Task item
Go line by line through the entries below and copy those containing the string "object".

>>>>>

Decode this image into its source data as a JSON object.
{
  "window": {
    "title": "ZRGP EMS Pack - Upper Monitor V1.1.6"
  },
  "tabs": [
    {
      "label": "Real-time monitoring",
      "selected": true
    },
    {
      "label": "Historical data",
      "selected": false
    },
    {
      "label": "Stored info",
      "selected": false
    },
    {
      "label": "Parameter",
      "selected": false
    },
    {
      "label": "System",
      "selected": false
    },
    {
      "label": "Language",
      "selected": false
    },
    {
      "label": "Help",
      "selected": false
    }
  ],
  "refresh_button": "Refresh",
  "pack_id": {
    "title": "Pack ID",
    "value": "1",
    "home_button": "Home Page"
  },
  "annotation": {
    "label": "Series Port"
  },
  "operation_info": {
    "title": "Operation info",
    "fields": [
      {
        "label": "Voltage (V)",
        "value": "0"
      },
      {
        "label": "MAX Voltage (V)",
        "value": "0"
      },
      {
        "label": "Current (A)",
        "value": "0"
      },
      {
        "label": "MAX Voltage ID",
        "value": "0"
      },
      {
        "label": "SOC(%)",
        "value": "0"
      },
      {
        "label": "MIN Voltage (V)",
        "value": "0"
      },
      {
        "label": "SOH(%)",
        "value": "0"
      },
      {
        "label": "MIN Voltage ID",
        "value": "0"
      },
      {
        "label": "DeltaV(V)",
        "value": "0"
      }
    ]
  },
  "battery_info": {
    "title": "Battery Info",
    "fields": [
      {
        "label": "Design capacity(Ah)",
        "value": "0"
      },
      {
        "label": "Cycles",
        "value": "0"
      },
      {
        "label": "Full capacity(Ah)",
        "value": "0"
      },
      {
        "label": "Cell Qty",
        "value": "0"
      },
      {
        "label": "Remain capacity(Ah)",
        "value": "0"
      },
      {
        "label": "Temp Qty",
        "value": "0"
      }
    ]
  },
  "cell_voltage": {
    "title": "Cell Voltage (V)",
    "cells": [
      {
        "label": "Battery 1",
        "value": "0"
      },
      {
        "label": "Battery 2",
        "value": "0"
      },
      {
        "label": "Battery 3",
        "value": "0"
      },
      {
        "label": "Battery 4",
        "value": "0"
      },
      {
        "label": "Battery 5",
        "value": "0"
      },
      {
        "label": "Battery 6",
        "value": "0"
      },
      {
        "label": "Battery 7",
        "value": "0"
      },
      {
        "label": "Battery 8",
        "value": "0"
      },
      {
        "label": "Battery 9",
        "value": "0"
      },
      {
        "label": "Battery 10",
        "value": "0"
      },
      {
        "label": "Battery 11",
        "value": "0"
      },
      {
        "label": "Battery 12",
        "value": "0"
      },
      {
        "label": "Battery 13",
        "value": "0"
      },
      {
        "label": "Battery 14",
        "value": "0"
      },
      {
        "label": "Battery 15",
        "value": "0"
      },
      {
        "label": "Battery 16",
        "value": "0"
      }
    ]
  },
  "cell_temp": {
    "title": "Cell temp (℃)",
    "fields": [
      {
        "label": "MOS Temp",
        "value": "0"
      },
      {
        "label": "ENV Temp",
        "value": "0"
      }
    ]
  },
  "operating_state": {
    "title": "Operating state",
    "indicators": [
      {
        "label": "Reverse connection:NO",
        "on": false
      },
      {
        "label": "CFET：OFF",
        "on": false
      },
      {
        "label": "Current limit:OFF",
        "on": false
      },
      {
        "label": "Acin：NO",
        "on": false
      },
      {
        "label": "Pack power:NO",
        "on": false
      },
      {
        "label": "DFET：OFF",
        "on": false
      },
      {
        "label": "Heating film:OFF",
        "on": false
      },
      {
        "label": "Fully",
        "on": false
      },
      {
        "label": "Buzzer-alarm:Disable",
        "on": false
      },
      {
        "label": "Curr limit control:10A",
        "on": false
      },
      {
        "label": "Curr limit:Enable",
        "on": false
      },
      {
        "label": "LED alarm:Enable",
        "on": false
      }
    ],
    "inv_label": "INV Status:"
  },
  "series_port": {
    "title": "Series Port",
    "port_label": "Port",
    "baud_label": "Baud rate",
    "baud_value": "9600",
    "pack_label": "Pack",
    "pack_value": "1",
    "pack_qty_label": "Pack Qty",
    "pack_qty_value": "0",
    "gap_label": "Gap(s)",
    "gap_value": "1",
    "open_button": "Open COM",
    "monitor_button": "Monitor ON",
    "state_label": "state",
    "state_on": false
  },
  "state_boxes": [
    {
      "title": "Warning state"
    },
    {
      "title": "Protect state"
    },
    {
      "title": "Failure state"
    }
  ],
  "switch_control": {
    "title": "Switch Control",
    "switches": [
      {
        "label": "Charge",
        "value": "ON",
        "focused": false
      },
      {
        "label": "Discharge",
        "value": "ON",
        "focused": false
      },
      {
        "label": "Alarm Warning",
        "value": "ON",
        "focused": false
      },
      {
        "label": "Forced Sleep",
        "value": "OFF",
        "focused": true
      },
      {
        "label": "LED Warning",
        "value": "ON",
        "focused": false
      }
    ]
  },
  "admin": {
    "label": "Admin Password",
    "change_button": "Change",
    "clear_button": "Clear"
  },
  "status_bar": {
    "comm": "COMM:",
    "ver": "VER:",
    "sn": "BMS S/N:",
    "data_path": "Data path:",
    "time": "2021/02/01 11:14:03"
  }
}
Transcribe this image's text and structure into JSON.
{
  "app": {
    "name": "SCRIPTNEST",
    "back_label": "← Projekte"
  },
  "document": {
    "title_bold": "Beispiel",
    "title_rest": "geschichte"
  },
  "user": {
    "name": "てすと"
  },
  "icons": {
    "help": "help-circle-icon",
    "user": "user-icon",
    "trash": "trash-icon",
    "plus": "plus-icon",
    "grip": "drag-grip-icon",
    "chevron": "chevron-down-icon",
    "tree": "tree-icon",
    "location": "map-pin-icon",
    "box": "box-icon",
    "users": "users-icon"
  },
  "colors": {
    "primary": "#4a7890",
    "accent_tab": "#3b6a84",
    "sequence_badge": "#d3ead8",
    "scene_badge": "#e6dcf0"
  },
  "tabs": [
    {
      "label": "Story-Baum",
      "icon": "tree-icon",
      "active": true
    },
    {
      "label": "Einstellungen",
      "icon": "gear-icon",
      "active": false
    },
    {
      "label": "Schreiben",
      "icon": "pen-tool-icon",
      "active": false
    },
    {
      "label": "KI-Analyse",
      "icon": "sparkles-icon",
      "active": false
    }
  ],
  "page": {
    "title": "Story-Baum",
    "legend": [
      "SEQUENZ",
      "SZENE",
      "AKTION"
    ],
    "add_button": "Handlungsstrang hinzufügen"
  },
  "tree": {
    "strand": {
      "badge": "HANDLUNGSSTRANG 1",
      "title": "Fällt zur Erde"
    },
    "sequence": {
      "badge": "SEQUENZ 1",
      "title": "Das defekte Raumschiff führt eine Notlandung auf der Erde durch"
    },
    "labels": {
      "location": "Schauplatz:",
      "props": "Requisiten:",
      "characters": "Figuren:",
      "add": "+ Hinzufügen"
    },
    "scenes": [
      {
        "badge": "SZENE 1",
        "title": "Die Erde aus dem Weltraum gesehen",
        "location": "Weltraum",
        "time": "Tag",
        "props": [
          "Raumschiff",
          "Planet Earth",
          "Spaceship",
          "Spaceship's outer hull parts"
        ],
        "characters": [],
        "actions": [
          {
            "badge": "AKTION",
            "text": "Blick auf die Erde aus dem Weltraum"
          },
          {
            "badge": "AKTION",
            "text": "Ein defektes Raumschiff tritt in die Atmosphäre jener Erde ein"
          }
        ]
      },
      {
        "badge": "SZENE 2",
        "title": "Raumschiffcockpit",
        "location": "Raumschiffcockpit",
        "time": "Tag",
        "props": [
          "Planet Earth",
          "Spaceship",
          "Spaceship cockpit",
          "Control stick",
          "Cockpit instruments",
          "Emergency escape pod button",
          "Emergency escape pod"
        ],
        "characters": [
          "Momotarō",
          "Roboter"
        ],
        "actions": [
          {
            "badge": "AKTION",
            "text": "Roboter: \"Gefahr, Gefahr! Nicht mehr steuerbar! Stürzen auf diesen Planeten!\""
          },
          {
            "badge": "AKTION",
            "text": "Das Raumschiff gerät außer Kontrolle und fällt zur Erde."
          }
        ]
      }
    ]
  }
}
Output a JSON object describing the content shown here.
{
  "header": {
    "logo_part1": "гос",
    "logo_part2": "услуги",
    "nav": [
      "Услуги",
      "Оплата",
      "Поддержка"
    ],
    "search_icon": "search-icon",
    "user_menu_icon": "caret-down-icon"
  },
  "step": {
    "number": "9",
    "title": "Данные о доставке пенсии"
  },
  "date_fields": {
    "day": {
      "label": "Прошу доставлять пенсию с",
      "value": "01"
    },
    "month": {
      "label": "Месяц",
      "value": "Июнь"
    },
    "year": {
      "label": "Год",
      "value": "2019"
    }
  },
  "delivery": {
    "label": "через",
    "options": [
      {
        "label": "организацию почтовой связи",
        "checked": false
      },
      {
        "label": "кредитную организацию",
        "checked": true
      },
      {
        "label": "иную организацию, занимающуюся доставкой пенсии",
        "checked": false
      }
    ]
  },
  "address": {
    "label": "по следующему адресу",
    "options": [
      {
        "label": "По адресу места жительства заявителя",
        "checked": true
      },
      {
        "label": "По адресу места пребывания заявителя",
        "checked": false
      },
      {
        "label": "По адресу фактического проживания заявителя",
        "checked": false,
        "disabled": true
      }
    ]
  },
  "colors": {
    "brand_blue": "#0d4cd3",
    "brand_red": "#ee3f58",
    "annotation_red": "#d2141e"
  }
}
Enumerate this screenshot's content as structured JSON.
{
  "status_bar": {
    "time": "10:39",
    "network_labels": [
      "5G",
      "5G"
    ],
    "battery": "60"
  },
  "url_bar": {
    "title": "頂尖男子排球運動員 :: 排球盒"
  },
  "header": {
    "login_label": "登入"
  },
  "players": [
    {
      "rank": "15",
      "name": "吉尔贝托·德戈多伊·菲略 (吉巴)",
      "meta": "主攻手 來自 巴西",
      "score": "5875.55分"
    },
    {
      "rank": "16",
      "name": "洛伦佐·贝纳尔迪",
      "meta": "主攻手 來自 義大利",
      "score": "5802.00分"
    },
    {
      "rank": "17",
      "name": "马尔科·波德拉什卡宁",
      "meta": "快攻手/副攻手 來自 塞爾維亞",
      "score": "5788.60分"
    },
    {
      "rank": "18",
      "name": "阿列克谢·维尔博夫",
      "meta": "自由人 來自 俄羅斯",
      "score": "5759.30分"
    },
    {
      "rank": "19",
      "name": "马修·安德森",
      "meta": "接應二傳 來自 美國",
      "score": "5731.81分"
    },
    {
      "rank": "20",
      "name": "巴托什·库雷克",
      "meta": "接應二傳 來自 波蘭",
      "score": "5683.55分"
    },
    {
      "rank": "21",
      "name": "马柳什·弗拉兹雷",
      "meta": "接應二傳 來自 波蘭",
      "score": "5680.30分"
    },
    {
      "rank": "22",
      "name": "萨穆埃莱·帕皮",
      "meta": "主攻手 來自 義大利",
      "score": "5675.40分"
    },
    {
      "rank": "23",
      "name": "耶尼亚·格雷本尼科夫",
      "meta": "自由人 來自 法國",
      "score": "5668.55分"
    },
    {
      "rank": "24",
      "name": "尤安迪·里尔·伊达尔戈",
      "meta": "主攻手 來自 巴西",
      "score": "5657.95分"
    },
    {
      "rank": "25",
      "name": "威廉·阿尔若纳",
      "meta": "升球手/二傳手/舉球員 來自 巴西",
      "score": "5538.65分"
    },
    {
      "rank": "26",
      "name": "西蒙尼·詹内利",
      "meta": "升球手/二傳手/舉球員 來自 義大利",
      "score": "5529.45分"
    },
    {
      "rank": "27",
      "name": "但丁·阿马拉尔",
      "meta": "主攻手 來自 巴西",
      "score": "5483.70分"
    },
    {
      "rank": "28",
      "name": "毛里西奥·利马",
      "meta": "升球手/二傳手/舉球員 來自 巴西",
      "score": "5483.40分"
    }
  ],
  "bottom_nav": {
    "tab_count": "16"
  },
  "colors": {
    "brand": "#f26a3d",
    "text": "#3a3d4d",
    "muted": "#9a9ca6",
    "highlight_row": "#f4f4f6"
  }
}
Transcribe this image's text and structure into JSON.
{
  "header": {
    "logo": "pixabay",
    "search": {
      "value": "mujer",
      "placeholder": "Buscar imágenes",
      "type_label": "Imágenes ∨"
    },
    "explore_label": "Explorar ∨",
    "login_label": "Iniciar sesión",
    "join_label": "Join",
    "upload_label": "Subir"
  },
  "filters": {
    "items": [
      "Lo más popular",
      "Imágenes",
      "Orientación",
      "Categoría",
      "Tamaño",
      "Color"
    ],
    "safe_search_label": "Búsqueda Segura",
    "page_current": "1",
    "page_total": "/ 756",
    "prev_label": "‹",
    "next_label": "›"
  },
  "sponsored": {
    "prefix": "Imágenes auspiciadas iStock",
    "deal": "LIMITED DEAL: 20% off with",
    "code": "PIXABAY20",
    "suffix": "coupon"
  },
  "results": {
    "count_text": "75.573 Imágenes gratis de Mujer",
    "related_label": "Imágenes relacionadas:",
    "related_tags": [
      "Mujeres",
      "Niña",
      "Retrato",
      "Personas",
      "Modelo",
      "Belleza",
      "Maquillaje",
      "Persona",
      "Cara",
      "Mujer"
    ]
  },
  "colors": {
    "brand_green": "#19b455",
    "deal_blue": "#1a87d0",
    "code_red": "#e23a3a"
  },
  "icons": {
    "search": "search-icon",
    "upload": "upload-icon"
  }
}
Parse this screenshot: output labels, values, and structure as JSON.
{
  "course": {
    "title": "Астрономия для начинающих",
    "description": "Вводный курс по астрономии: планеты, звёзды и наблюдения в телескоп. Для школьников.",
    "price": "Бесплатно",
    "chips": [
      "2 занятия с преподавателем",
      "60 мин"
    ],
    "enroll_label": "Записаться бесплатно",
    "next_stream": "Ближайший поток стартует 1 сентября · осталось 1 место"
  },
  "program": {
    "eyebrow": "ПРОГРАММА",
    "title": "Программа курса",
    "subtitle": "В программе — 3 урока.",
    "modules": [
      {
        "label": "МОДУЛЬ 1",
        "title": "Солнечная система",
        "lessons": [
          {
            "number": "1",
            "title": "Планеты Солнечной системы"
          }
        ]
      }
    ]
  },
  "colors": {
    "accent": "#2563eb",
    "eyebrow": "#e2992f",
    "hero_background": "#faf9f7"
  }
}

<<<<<

Task solution
Decode this image into its source data as a JSON object.
Output a JSON object describing the content shown here.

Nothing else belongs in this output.